by: SJ reporter - Last updated: 2008-07-29



A number of pensioners who fled to the UK from Nazi Germany as children before the outbreak of World War II are to get an increase in their pensions to recognise the contributions they paid into the state system.

During the 1990s, the German state pension system was opened up to these people enabling those without German insurance contributions to buy in to the German system.

But these pensioners had already paid in to the UK system pre-1948 which then reduced entitlement to their German pension due to pan-European rules on how periods of insurance in different countries affect each other.

But now the British government is set to give help. Minister for Pensions Reform Mike O’Brien said: "It’s right we help this group of people. Many of them lost members of their family in the holocaust. They survived because they were sent to Britain as children. They stayed and worked here. A legal restriction has prevented them claiming the money due to them from the German Government. After detailed negotiations over several months with the German Government we have now found a way forward."

He added: "This is a small but important step for those people involved. 150 of them are known to us and we expect others to come forward now. Removing some of their UK National Insurance contributions will not affect their entitlement in this country but will enable higher payments to be made under German law."
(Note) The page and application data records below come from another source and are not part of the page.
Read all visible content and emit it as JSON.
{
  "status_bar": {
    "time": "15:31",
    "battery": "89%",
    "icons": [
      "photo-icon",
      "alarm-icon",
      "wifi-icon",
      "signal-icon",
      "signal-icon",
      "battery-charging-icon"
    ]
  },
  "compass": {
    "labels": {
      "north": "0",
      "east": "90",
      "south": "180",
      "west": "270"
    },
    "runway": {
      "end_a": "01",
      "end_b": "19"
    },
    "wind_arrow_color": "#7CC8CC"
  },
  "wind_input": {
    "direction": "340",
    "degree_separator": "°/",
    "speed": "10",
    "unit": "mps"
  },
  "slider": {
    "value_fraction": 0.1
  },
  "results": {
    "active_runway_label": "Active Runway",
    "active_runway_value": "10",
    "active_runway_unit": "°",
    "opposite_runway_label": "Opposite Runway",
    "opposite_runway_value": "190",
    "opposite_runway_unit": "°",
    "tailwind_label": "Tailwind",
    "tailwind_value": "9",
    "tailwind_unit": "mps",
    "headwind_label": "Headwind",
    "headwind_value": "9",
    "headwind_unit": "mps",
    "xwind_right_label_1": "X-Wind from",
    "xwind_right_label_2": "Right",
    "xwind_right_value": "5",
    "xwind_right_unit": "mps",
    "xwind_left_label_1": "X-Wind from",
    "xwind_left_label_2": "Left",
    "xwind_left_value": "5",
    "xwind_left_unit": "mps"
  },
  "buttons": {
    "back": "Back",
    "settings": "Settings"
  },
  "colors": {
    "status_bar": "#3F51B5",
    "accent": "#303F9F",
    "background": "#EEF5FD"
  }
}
The House of Lords debated the special amendment earlier this month and agreed it should be part of the new Pensions Bill which should come into force in the autumn.